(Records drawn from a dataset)
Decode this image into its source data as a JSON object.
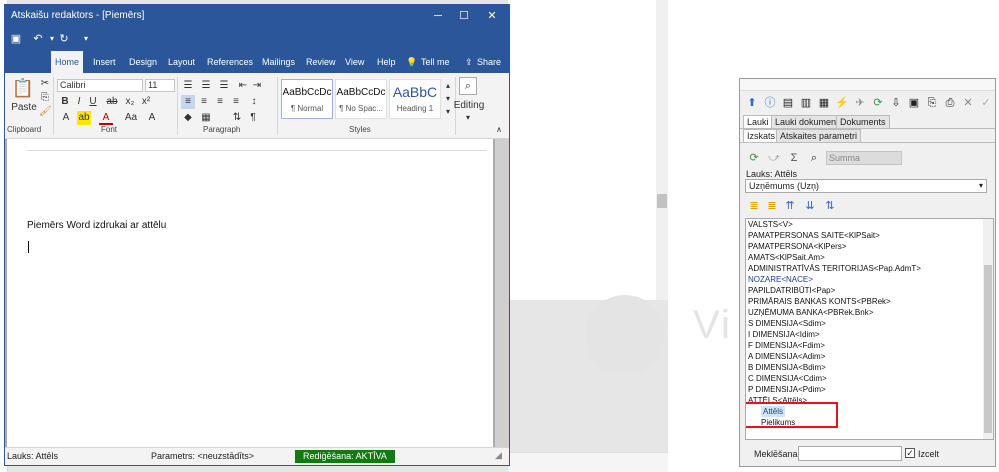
{
  "word": {
    "title": "Atskaišu redaktors  - [Piemērs]",
    "tabs": [
      "Home",
      "Insert",
      "Design",
      "Layout",
      "References",
      "Mailings",
      "Review",
      "View",
      "Help"
    ],
    "tell_me": "Tell me",
    "share": "Share",
    "clipboard": {
      "paste": "Paste",
      "label": "Clipboard"
    },
    "font": {
      "name": "Calibri",
      "size": "11",
      "label": "Font"
    },
    "paragraph_label": "Paragraph",
    "styles": {
      "items": [
        {
          "preview": "AaBbCcDc",
          "name": "¶ Normal"
        },
        {
          "preview": "AaBbCcDc",
          "name": "¶ No Spac..."
        },
        {
          "preview": "AaBbC",
          "name": "Heading 1"
        }
      ],
      "label": "Styles"
    },
    "editing": "Editing",
    "document": {
      "text": "Piemērs Word izdrukai ar attēlu"
    },
    "status": {
      "field": "Lauks: Attēls",
      "param": "Parametrs: <neuzstādīts>",
      "editing": "Rediģēšana: AKTĪVA"
    }
  },
  "panel": {
    "tabs": [
      "Lauki",
      "Lauki dokumentā",
      "Dokuments"
    ],
    "subtabs": [
      "Izskats",
      "Atskaites parametri"
    ],
    "summa": "Summa",
    "field_label": "Lauks: Attēls",
    "select_value": "Uzņēmums (Uzņ)",
    "items": [
      {
        "text": "VALSTS<V>",
        "indent": 0,
        "blue": false
      },
      {
        "text": "PAMATPERSONAS SAITE<KlPSait>",
        "indent": 0,
        "blue": false
      },
      {
        "text": "PAMATPERSONA<KlPers>",
        "indent": 0,
        "blue": false
      },
      {
        "text": "AMATS<KlPSait.Am>",
        "indent": 0,
        "blue": false
      },
      {
        "text": "ADMINISTRATĪVĀS TERITORIJAS<Pap.AdmT>",
        "indent": 0,
        "blue": false
      },
      {
        "text": "NOZARE<NACE>",
        "indent": 0,
        "blue": true
      },
      {
        "text": "PAPILDATRIBŪTI<Pap>",
        "indent": 0,
        "blue": false
      },
      {
        "text": "PRIMĀRAIS BANKAS KONTS<PBRek>",
        "indent": 0,
        "blue": false
      },
      {
        "text": "UZŅĒMUMA BANKA<PBRek.Bnk>",
        "indent": 0,
        "blue": false
      },
      {
        "text": "S DIMENSIJA<Sdim>",
        "indent": 0,
        "blue": false
      },
      {
        "text": "I DIMENSIJA<Idim>",
        "indent": 0,
        "blue": false
      },
      {
        "text": "F DIMENSIJA<Fdim>",
        "indent": 0,
        "blue": false
      },
      {
        "text": "A DIMENSIJA<Adim>",
        "indent": 0,
        "blue": false
      },
      {
        "text": "B DIMENSIJA<Bdim>",
        "indent": 0,
        "blue": false
      },
      {
        "text": "C DIMENSIJA<Cdim>",
        "indent": 0,
        "blue": false
      },
      {
        "text": "P DIMENSIJA<Pdim>",
        "indent": 0,
        "blue": false
      },
      {
        "text": "ATTĒLS<Attēls>",
        "indent": 0,
        "blue": false
      },
      {
        "text": "Attēls",
        "indent": 1,
        "blue": true
      },
      {
        "text": "Pielikums",
        "indent": 1,
        "blue": false
      }
    ],
    "search_label": "Meklēšana:",
    "izcelt": "Izcelt",
    "izcelt_checked": true
  },
  "colors": {
    "word_blue": "#2b579a",
    "status_green": "#107c10",
    "highlight_red": "#e81123"
  }
}
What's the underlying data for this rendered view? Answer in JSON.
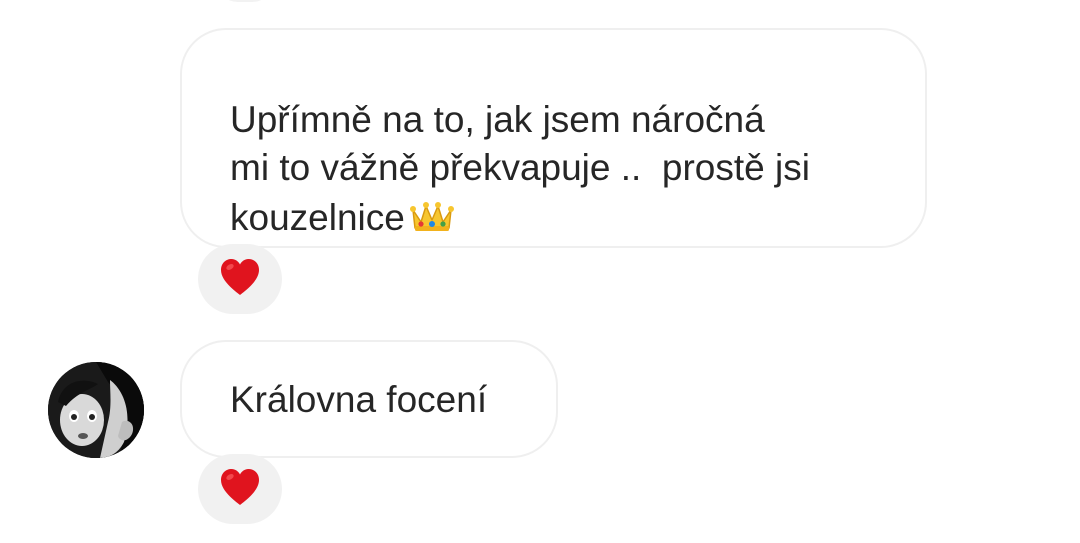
{
  "messages": [
    {
      "sender": "self",
      "lines": [
        "Upřímně na to, jak jsem náročná",
        "mi to vážně překvapuje ..  prostě jsi",
        "kouzelnice"
      ],
      "emoji": "crown-emoji",
      "reaction": "red-heart"
    },
    {
      "sender": "other",
      "lines": [
        "Královna focení"
      ],
      "reaction": "red-heart"
    }
  ],
  "colors": {
    "text": "#262626",
    "bubble_border": "#efefef",
    "reaction_bg": "#f1f1f1",
    "heart": "#e0141e"
  },
  "icons": [
    "crown-emoji",
    "heart-icon",
    "contact-avatar"
  ]
}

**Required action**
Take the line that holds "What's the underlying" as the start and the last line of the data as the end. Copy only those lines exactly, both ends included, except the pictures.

**Written reply**
What's the underlying data for this rendered view? Answer in JSON.
{
  "messages": [
    {
      "sender": "self",
      "lines": [
        "Upřímně na to, jak jsem náročná",
        "mi to vážně překvapuje ..  prostě jsi",
        "kouzelnice"
      ],
      "emoji": "crown-emoji",
      "reaction": "red-heart"
    },
    {
      "sender": "other",
      "lines": [
        "Královna focení"
      ],
      "reaction": "red-heart"
    }
  ],
  "colors": {
    "text": "#262626",
    "bubble_border": "#efefef",
    "reaction_bg": "#f1f1f1",
    "heart": "#e0141e"
  },
  "icons": [
    "crown-emoji",
    "heart-icon",
    "contact-avatar"
  ]
}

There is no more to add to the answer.